Task description :: What lines in the records below mention "Generica"? List them all.

(Input records begins)

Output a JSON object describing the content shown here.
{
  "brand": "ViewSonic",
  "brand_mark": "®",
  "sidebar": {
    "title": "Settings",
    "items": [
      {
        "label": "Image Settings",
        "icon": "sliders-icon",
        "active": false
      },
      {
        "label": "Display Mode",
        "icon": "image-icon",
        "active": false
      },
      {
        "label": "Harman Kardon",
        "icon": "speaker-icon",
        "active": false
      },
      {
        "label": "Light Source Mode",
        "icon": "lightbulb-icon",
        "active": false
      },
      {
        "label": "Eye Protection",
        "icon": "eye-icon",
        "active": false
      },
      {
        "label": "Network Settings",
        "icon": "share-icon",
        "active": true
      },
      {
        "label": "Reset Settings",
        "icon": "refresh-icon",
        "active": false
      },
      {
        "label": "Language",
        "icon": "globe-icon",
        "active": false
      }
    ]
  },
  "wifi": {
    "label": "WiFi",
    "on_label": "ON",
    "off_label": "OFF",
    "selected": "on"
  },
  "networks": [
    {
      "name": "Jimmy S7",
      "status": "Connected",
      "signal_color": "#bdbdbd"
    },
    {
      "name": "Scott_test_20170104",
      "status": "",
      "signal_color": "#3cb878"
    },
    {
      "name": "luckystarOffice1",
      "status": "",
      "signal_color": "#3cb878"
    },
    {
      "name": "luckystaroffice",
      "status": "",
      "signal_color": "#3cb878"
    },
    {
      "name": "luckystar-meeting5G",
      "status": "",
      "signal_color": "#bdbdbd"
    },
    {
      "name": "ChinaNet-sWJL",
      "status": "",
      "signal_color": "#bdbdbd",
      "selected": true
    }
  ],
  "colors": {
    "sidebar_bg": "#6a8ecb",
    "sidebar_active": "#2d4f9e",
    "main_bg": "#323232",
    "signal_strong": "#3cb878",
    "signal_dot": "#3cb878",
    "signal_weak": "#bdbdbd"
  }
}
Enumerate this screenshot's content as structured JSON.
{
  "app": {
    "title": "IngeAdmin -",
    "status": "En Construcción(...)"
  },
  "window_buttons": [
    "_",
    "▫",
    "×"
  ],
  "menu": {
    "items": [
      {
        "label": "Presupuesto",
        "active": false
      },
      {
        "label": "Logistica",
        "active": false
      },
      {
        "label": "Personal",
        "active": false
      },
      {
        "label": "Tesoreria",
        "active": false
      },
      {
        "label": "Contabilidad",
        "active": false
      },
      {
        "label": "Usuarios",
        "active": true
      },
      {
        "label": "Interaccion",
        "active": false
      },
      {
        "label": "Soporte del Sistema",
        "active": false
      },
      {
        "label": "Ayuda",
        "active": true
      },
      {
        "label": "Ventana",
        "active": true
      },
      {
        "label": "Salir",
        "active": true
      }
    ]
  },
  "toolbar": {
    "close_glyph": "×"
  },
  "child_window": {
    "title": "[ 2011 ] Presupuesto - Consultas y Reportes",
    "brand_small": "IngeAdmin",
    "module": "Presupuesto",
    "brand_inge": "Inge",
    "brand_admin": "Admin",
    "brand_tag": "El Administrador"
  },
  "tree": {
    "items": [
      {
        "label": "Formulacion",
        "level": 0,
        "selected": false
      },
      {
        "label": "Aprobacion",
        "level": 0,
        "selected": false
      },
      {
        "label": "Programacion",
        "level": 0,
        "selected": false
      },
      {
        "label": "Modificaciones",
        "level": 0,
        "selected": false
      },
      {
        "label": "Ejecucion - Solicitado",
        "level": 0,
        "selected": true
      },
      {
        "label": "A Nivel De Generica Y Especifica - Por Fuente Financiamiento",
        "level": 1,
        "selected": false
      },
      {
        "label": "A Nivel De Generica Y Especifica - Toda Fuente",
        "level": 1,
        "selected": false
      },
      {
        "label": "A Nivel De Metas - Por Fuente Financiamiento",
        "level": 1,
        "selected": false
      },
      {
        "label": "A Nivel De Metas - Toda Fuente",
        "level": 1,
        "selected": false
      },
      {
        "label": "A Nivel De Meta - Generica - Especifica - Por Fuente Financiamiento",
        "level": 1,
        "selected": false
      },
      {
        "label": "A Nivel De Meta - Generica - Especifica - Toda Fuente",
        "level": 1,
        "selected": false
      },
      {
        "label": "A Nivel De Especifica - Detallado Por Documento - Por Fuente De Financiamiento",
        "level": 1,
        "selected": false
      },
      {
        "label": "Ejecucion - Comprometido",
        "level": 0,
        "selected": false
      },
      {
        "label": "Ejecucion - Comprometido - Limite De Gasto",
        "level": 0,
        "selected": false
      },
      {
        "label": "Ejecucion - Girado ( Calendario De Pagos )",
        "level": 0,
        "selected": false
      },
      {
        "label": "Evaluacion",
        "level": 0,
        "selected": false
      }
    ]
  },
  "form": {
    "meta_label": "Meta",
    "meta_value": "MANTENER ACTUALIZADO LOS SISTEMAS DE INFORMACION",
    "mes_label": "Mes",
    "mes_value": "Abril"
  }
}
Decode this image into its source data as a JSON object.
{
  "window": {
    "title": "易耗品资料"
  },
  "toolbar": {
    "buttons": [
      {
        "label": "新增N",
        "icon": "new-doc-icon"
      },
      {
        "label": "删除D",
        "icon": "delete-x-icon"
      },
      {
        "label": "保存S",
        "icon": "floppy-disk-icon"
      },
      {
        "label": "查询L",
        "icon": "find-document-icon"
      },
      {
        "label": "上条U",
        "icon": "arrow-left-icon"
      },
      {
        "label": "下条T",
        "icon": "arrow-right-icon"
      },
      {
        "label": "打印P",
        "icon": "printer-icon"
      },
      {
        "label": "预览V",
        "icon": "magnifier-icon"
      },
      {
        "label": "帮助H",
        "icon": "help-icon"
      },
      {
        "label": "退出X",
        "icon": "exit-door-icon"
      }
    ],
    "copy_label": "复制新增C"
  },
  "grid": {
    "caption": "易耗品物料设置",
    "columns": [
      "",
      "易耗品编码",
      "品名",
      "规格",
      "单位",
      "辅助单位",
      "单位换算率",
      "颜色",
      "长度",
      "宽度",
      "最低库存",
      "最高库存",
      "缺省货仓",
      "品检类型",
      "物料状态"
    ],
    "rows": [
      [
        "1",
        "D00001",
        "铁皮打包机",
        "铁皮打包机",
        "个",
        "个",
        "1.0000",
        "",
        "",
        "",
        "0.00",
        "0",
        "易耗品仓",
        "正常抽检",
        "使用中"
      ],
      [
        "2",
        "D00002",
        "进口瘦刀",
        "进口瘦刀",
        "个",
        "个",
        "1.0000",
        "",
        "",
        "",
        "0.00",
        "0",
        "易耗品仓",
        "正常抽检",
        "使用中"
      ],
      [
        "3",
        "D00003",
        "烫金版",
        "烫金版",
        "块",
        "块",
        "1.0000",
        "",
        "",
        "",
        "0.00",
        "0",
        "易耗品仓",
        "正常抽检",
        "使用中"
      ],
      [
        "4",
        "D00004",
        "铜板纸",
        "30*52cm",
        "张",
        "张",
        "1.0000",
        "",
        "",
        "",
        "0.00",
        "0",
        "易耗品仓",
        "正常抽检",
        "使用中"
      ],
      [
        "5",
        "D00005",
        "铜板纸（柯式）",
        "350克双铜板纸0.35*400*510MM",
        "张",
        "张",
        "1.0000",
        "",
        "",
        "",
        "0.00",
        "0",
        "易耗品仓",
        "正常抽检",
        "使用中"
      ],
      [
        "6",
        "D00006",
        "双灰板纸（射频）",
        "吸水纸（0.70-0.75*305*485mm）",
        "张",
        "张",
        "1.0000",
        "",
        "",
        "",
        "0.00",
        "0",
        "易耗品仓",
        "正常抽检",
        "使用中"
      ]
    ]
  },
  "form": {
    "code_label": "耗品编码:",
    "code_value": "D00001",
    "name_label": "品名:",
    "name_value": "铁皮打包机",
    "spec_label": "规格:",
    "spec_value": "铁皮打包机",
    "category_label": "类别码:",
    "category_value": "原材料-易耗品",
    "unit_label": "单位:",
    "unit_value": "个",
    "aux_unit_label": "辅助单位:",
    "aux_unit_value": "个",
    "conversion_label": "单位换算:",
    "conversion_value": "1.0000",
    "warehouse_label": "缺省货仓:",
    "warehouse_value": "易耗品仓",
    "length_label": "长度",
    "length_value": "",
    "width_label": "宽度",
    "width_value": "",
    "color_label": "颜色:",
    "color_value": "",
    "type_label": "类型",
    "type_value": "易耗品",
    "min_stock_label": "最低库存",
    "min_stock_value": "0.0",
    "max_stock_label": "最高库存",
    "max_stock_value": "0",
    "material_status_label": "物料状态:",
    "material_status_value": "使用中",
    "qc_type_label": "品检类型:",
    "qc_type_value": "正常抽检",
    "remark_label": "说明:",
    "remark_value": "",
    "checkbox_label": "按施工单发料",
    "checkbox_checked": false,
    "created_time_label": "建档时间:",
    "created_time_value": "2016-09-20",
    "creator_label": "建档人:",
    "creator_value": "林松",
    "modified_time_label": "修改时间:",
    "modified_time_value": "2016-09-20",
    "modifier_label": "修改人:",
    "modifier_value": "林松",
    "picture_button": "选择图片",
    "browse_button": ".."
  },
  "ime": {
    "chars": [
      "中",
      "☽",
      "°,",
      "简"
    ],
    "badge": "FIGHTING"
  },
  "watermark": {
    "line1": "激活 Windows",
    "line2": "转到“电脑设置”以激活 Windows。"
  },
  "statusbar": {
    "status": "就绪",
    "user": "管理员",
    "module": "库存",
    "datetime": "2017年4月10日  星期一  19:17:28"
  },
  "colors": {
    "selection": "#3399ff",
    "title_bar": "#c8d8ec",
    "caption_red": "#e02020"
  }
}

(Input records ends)

Result of this task ::
        "label": "A Nivel De Generica Y Especifica - Por Fuente Financiamiento",
        "label": "A Nivel De Generica Y Especifica - Toda Fuente",
        "label": "A Nivel De Meta - Generica - Especifica - Por Fuente Financiamiento",
        "label": "A Nivel De Meta - Generica - Especifica - Toda Fuente",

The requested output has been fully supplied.